And on Wednesday, the company said it would apply photo-matching to ensure intimate, nonconsensual images that are reported once aren't able to be uploaded again through Facebook's properties, including Messenger and Instagram.

Facebook (FB, Tech30) said once an image is reported, it is reviewed by the company's community operations team and then photo-matching will be applied.

From there, "if someone tries to share the image after it's been reported and removed, we will alert them that it violates our policies and that we have stopped their attempt to share it," Facebook head of global safety Antigone Davis said in a company blog post.

A study from Data & Society Research Institute found that one in 25 people has been a victim of either threats, or actual posts, of revenge porn. The phenomenon is emotionally distressing, even resulting in some publicized suicides as a result of the shame and bullying that often results.

"It's wrong, it's hurtful, and if you report [revenge porn] to us, we will now use AI and image recognition to prevent it from being shared across all of our platforms," said CEO Mark Zuckerberg in a Facebook post Wednesday afternoon. "We're focused on building a community that keeps people safe."

Facebook partnered up with the Cyber Civil Rights Initiative to develop its approach, and also launched "Not Without My Consent," a guide to help people through the process.

"We're very pleased about Facebook's announcement," Dr. Mary Anne Franks, Cyber Civil Rights Initiative's legislative and tech policy director, told CNNTech. "These new tools demonstrate Facebook's leadership and innovation in responding to abuses of technology."

According to Franks, her relationship with the company dates back to 2014, when she was asked to give a presentation about nonconsensual pornoagraphy as part of the company's safety series. Facebook (FB, Tech30) sponsored a cross-industry summit on the issue featuring presentations by CCRI in February 2015, Franks said.

Related: The 20-year-old leading the March Against Revenge Porn

"We have been working with Facebook on this issue ever since. In addition to helping them develop reporting and support procedures, we have been urging Facebook (and other companies) to move beyond purely reactive approaches to the problem and to adopt more preemptive measures, such as photo-matching," she said.

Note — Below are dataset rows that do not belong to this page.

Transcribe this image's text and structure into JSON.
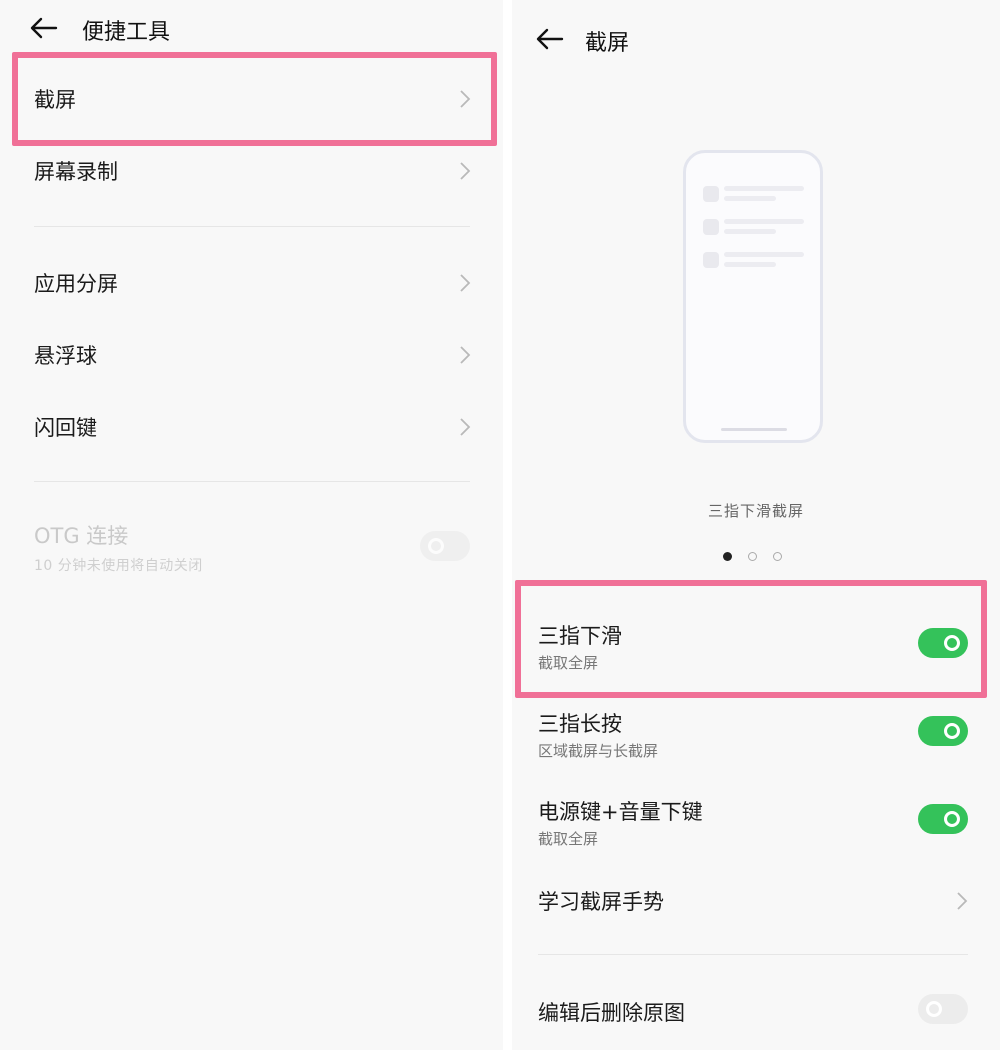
{
  "left_panel": {
    "header": {
      "back_icon": "arrow-left-icon",
      "title": "便捷工具"
    },
    "items": [
      {
        "label": "截屏"
      },
      {
        "label": "屏幕录制"
      },
      {
        "label": "应用分屏"
      },
      {
        "label": "悬浮球"
      },
      {
        "label": "闪回键"
      }
    ],
    "otg": {
      "title": "OTG 连接",
      "subtitle": "10 分钟未使用将自动关闭",
      "enabled": false,
      "state": "disabled"
    }
  },
  "right_panel": {
    "header": {
      "back_icon": "arrow-left-icon",
      "title": "截屏"
    },
    "illustration": {
      "caption": "三指下滑截屏",
      "carousel_pages": 3,
      "active_page": 1
    },
    "settings": [
      {
        "name": "三指下滑",
        "desc": "截取全屏",
        "enabled": true
      },
      {
        "name": "三指长按",
        "desc": "区域截屏与长截屏",
        "enabled": true
      },
      {
        "name": "电源键+音量下键",
        "desc": "截取全屏",
        "enabled": true
      }
    ],
    "learn": {
      "label": "学习截屏手势"
    },
    "delete_original": {
      "label": "编辑后删除原图",
      "enabled": false
    }
  },
  "colors": {
    "highlight": "#f07097",
    "toggle_on": "#34c25a",
    "toggle_off": "#ececec",
    "background": "#f8f8f8"
  }
}
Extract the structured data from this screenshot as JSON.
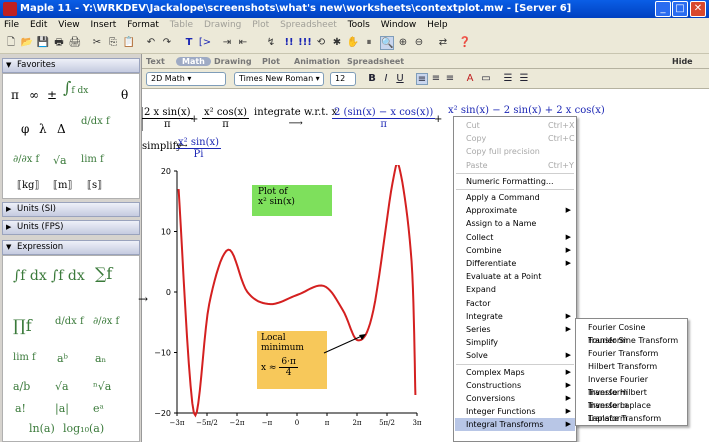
{
  "window": {
    "title": "Maple 11 - Y:\\WRKDEV\\Jackalope\\screenshots\\what's new\\worksheets\\contextplot.mw - [Server 6]"
  },
  "menubar": [
    "File",
    "Edit",
    "View",
    "Insert",
    "Format",
    "Table",
    "Drawing",
    "Plot",
    "Spreadsheet",
    "Tools",
    "Window",
    "Help"
  ],
  "palette": {
    "favorites": "Favorites",
    "units_si": "Units (SI)",
    "units_fps": "Units (FPS)",
    "expression": "Expression",
    "fav_symbols": [
      "π",
      "∞",
      "±",
      "θ",
      "φ",
      "λ",
      "Δ",
      "⟦kg⟧",
      "⟦m⟧",
      "⟦s⟧"
    ]
  },
  "context_tabs": {
    "text": "Text",
    "math": "Math",
    "drawing": "Drawing",
    "plot": "Plot",
    "animation": "Animation",
    "spreadsheet": "Spreadsheet",
    "hide": "Hide"
  },
  "format": {
    "mode": "2D Math",
    "font": "Times New Roman",
    "size": "12",
    "bold": "B",
    "italic": "I",
    "underline": "U"
  },
  "doc": {
    "expr1_num": "2 x sin(x)",
    "expr1_den": "π",
    "expr2_num": "x² cos(x)",
    "expr2_den": "π",
    "arrow_label": "integrate w.r.t. x",
    "result_num": "2 (sin(x) − x cos(x))",
    "result_den": "π",
    "result_tail": "x² sin(x) − 2 sin(x) + 2 x cos(x)",
    "simplify_label": "simplify",
    "simp_num": "x² sin(x)",
    "simp_den": "Pi",
    "plot_title_1": "Plot of",
    "plot_title_2": "x² sin(x)",
    "annot_1": "Local minimum",
    "annot_x": "x ≈",
    "annot_num": "6·π",
    "annot_den": "4",
    "input_arrow": "→"
  },
  "chart_data": {
    "type": "line",
    "title": "Plot of x² sin(x)",
    "xlabel": "",
    "ylabel": "",
    "xticks": [
      "−3π",
      "−5π/2",
      "−2π",
      "−π",
      "0",
      "π",
      "2π",
      "5π/2",
      "3π"
    ],
    "yticks": [
      "20",
      "10",
      "0",
      "−10",
      "−20"
    ],
    "xlim": [
      -3.142,
      3.142
    ],
    "ylim": [
      -20,
      20
    ],
    "series": [
      {
        "values": [
          [
            -3.1,
            17
          ],
          [
            -2.7,
            -20
          ],
          [
            -2.3,
            -2
          ],
          [
            -1.8,
            7
          ],
          [
            -1.3,
            0
          ],
          [
            -0.7,
            -2
          ],
          [
            0,
            -0.5
          ],
          [
            0.7,
            1
          ],
          [
            1.2,
            -3
          ],
          [
            1.6,
            -8
          ],
          [
            2.0,
            -3
          ],
          [
            2.5,
            18
          ],
          [
            2.7,
            20
          ],
          [
            3.0,
            5
          ],
          [
            3.1,
            -17
          ]
        ]
      }
    ]
  },
  "context_menu": [
    {
      "label": "Cut",
      "shortcut": "Ctrl+X",
      "disabled": true
    },
    {
      "label": "Copy",
      "shortcut": "Ctrl+C",
      "disabled": true
    },
    {
      "label": "Copy full precision",
      "disabled": true
    },
    {
      "label": "Paste",
      "shortcut": "Ctrl+Y",
      "disabled": true
    },
    {
      "label": "Numeric Formatting..."
    },
    {
      "label": "Apply a Command"
    },
    {
      "label": "Approximate",
      "sub": true
    },
    {
      "label": "Assign to a Name"
    },
    {
      "label": "Collect",
      "sub": true
    },
    {
      "label": "Combine",
      "sub": true
    },
    {
      "label": "Differentiate",
      "sub": true
    },
    {
      "label": "Evaluate at a Point"
    },
    {
      "label": "Expand"
    },
    {
      "label": "Factor"
    },
    {
      "label": "Integrate",
      "sub": true
    },
    {
      "label": "Series",
      "sub": true
    },
    {
      "label": "Simplify"
    },
    {
      "label": "Solve",
      "sub": true
    },
    {
      "label": "Complex Maps",
      "sub": true
    },
    {
      "label": "Constructions",
      "sub": true
    },
    {
      "label": "Conversions",
      "sub": true
    },
    {
      "label": "Integer Functions",
      "sub": true
    },
    {
      "label": "Integral Transforms",
      "sub": true,
      "selected": true
    }
  ],
  "submenu": [
    "Fourier Cosine Transform",
    "Fourier Sine Transform",
    "Fourier Transform",
    "Hilbert Transform",
    "Inverse Fourier Transform",
    "Inverse Hilbert Transform",
    "Inverse Laplace Transform",
    "Laplace Transform"
  ]
}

There's currently no federal law against revenge porn. Thirty-five states and Washington, D.C., have enacted state laws against it, but online harassment laws (which include revenge porn) are notoriously weak and rarely match the damage revenge porn creates. For some victims, the only way to get their pictures off the internet has been to copyright their own naked bodies and sue on intellectual property grounds.

The issue is one that's hit Facebook hard, in the form of a lawsuit. Facebook lost its bid in September to stop a lawsuit by a 14-year old girl whose naked photo appeared on its site. The girl is suing Facebook and the man who repeatedly posted her photo. At the time, Facebook did not comment on why this image -- once flagged -- wasn't caught by the PhotoDNA system, a tool used by a number of tech companies including Twitter (TWTR, Tech30) to detect and stop the spread of child porn.

Related: Can a prenup for sex tapes keep you safe?

The vast majority of revenge porn affects private citizens, but the issue has made headlines as celebrities have fallen victim as well. In August, hackers posted nude photos of comedian Leslie Jones on her web page, prompting federal authorities to investigate. Earlier this month, news surfaced that an ex-boyfriend of actress Mischa Barton was shopping around sexually explicit photos of her.

Some lawmakers have pushed for reform, including Representative Jackie Speier, who proposed the Intimate Privacy Protection Act in July to criminalize revenge porn.

Social Surge - What's Trending

Mortgage & Savings


CNNMoney Sponsors